Background: Chronic spontaneous urticaria is well-described in adults, but less so in children. The aim of this study is to describe the demographics, clinical characteristics, comorbidities, and outcomes of children with chronic, spontaneous urticaria. Methods: This retrospective study followed children up to 18 years-old, diagnosed with chronic spontaneous urticaria, between the years 2002-2018 and treated in a tertiary referral allergy and clinical immunology center. Data including demographics, clinical characteristics, comorbidities, treatments and outcomes was extracted from electronic medical records. Results: Records of 380 children coded to have chronic urticaria were reviewed, of which 250 (65.8%) fulfilled the diagnostic criteria for chronic spontaneous urticaria. There were 136 females (54.4%). Mean age at diagnosis was 11.4 years, 122 (48%) were adolescents. The average duration of chronic spontaneous urticaria was 12.25±15.2 months. The urticaria in 208 children )83.2%) resolved within 24 months. Eighty-seven patients (34.8%) had at least one atopic disease. Atopic comorbidities included atopic dermatitis in 17.2%, allergic rhinitis in 16%, asthma in 13.2% and food allergy in 3.2%. Eighteen patients (7.2%) had a concomitant autoimmune disease. Nine (3.6%) had thyroid disease. Conclusions and clinical relevance: Chronic spontaneous urticaria in children is a self-limited disease with favorable prognosis. Atopic diseases are more prevalent in children with chronic spontaneous urticaria than in the general pediatric population; increasing the possibility of a special subgroup of TH2-related chronic urticaria in children.

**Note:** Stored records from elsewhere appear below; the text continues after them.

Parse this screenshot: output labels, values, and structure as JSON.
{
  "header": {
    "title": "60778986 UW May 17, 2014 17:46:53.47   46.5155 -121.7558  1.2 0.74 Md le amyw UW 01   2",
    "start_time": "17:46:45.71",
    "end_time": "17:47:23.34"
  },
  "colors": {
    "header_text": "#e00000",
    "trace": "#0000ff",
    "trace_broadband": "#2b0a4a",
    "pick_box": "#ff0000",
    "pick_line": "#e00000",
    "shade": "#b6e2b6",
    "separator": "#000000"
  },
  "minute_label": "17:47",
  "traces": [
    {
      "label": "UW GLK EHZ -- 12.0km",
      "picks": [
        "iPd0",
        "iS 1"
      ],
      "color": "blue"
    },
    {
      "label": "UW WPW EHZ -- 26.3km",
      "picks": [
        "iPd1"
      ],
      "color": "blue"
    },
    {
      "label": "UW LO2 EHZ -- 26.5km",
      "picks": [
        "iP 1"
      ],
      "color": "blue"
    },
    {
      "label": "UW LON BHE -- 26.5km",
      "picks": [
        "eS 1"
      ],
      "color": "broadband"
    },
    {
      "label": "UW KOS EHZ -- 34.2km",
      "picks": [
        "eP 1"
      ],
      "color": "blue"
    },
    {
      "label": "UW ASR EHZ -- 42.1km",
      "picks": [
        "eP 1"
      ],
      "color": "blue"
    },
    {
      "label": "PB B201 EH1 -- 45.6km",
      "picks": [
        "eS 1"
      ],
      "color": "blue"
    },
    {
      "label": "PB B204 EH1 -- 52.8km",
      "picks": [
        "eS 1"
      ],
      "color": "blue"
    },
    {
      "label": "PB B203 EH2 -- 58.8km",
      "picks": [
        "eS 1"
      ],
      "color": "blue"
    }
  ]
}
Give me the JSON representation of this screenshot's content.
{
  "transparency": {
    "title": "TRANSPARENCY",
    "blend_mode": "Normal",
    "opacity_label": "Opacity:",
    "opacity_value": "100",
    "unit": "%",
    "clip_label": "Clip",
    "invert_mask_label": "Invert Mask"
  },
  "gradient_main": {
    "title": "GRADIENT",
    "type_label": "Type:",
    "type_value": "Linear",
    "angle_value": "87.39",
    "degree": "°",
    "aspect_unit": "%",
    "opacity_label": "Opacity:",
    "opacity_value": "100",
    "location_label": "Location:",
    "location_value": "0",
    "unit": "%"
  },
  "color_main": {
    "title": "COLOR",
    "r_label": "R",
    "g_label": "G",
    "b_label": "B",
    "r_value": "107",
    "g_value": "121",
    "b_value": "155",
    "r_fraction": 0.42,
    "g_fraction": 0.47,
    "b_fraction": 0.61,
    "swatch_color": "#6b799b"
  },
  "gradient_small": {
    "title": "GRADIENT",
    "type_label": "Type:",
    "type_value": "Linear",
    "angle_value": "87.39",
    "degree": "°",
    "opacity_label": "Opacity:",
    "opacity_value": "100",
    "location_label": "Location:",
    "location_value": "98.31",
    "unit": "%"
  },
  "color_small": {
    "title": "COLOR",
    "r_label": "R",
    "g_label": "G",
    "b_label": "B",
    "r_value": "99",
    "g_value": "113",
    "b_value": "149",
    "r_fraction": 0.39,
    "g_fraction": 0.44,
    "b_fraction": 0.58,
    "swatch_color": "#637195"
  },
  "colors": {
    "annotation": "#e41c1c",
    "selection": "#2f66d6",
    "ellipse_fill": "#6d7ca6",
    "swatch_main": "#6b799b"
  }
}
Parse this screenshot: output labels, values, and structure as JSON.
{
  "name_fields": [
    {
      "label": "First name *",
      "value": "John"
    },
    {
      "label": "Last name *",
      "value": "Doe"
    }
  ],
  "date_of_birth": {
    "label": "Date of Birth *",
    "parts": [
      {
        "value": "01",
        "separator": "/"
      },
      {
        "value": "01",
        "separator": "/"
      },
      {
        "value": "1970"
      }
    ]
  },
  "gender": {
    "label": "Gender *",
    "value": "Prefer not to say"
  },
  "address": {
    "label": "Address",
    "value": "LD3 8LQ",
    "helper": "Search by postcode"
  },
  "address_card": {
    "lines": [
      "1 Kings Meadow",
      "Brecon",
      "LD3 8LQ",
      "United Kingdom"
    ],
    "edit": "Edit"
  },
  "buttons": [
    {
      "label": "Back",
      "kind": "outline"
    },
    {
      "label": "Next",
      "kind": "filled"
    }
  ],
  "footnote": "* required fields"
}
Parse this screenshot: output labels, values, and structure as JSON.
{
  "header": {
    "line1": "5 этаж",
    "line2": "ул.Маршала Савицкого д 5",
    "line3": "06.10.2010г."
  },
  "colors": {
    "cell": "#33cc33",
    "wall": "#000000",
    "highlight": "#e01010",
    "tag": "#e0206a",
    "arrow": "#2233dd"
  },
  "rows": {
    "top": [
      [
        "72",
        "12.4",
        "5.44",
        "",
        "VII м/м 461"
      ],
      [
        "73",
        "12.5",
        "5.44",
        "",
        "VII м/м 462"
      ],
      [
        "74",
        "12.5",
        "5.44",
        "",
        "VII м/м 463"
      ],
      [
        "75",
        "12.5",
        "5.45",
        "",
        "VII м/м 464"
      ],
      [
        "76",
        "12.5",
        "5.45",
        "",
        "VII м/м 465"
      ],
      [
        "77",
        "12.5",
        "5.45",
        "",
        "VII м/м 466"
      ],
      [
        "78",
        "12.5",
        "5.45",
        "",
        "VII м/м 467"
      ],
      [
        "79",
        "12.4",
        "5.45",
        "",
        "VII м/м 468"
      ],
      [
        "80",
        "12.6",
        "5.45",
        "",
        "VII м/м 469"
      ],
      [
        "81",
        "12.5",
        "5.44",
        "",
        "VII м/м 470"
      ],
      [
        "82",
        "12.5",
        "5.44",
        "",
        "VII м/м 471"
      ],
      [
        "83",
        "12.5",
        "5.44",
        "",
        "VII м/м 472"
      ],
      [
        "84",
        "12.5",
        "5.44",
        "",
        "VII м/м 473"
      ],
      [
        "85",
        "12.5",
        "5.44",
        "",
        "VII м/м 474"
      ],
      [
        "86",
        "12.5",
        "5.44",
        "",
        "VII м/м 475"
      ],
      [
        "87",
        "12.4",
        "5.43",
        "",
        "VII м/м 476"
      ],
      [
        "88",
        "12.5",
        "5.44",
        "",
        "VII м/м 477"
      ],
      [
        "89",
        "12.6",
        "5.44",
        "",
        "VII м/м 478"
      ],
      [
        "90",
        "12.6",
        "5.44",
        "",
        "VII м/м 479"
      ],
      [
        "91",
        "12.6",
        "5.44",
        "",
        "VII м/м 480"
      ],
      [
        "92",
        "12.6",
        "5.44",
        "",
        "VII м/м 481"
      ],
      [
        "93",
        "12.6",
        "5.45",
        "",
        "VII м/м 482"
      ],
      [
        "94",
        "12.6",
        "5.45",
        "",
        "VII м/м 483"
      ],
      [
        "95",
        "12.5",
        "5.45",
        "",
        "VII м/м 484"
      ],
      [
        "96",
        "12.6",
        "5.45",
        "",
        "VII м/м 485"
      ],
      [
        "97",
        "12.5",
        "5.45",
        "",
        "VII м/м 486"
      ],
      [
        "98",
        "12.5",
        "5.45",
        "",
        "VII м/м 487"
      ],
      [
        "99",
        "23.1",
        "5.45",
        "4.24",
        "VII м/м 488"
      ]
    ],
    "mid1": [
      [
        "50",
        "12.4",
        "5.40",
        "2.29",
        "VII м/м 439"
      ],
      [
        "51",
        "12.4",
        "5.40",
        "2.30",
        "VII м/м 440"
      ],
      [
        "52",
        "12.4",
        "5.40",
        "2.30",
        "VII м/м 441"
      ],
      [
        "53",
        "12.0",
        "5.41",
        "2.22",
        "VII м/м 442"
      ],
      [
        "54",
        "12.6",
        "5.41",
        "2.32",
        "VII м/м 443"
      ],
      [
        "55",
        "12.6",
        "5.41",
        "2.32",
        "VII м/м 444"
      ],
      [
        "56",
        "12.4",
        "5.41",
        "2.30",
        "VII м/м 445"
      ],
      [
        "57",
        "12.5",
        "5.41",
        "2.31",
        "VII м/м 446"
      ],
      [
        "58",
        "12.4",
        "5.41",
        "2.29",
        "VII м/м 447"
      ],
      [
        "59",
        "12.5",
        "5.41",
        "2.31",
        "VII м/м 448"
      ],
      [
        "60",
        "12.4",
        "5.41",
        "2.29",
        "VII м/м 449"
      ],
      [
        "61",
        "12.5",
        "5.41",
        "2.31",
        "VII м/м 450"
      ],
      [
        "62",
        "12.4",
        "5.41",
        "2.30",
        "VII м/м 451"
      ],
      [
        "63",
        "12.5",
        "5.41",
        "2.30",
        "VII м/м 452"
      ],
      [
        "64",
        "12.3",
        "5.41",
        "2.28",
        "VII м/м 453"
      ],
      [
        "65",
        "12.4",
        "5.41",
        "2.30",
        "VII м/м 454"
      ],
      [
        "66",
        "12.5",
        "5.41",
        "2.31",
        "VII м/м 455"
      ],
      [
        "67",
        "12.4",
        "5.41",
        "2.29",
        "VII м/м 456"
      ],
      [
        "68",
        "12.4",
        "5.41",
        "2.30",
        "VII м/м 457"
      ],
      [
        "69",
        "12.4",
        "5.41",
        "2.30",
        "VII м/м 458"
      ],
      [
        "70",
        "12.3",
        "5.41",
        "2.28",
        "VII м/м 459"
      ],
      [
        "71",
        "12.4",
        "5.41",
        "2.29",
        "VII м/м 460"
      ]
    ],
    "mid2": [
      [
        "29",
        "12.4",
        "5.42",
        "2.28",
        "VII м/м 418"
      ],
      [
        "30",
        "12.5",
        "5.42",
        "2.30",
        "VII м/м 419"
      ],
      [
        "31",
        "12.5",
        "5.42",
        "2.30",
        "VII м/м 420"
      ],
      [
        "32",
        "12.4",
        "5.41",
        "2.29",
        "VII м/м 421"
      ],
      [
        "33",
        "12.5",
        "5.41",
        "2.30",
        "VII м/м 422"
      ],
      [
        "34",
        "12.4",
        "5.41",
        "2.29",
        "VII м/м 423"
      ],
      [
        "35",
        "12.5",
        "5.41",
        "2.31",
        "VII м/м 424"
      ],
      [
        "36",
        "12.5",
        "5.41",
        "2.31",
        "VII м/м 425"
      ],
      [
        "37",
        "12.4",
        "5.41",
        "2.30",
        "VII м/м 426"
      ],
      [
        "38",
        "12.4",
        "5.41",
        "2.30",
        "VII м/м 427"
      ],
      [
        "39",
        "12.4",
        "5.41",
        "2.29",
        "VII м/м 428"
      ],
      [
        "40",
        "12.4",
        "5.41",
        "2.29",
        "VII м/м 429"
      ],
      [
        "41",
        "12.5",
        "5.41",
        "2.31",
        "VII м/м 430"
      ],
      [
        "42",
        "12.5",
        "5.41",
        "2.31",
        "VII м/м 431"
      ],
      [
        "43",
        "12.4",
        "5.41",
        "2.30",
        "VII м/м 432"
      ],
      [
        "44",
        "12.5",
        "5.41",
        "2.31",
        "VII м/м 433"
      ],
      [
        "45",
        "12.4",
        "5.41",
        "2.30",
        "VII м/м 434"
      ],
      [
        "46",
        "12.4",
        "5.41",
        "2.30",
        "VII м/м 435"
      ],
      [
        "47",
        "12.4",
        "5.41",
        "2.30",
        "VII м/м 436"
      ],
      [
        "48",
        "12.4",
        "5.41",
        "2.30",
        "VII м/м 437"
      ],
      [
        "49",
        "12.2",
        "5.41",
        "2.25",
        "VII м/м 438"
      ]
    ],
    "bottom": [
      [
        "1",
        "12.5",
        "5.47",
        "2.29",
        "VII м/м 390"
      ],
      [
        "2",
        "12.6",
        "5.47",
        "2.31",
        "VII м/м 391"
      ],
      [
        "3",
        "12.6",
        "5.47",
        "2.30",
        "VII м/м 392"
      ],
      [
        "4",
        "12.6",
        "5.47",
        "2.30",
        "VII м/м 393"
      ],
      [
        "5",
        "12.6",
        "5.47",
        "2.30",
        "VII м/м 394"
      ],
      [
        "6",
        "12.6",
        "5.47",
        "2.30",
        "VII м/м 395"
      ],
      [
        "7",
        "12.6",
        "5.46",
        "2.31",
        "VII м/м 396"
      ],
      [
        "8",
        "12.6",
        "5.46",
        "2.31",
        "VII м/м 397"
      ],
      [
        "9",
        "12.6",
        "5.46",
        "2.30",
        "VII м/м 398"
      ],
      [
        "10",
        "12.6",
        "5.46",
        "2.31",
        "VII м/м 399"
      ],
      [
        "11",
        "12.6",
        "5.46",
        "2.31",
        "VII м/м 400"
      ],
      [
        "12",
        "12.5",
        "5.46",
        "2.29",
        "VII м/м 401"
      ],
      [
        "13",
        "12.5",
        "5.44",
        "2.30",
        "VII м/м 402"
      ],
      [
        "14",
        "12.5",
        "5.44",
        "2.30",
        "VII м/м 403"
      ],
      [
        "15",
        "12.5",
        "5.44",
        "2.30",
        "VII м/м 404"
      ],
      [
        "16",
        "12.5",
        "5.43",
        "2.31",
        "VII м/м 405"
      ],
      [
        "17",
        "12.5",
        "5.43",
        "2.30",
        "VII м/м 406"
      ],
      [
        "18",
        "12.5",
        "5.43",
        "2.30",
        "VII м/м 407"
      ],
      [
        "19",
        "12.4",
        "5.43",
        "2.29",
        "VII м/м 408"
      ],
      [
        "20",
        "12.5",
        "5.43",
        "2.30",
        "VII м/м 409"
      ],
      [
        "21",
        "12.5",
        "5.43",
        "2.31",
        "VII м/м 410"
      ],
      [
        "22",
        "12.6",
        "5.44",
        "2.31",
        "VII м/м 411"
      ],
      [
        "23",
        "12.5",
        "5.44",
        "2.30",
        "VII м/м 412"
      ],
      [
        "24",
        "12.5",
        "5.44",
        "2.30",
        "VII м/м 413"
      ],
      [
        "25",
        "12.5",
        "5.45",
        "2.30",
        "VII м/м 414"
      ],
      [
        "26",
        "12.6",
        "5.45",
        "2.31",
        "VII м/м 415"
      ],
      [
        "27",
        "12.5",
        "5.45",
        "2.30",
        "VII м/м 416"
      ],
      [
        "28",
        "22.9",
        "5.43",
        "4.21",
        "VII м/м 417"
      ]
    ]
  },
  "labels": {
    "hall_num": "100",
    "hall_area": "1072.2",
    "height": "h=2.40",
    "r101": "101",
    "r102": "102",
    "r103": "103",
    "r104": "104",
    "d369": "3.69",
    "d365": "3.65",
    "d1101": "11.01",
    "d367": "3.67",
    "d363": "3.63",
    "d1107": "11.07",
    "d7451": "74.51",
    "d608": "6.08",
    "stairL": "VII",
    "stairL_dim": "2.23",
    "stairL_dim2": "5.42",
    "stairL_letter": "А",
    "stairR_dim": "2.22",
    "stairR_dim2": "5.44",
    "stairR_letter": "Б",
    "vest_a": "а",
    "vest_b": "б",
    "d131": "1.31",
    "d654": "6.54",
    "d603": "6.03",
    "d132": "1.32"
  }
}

Peer review status:ACCEPTED

16 Oct 2020Submitted to Pediatric Allergy and Immunology
21 Oct 2020Reviewer(s) Assigned
07 Nov 2020Review(s) Completed, Editorial Evaluation Pending
09 Nov 2020Editorial Decision: Revise Major
07 Jan 20211st Revision Received
08 Jan 2021Review(s) Completed, Editorial Evaluation Pending
09 Jan 2021Reviewer(s) Assigned
18 Jan 2021Editorial Decision: Accept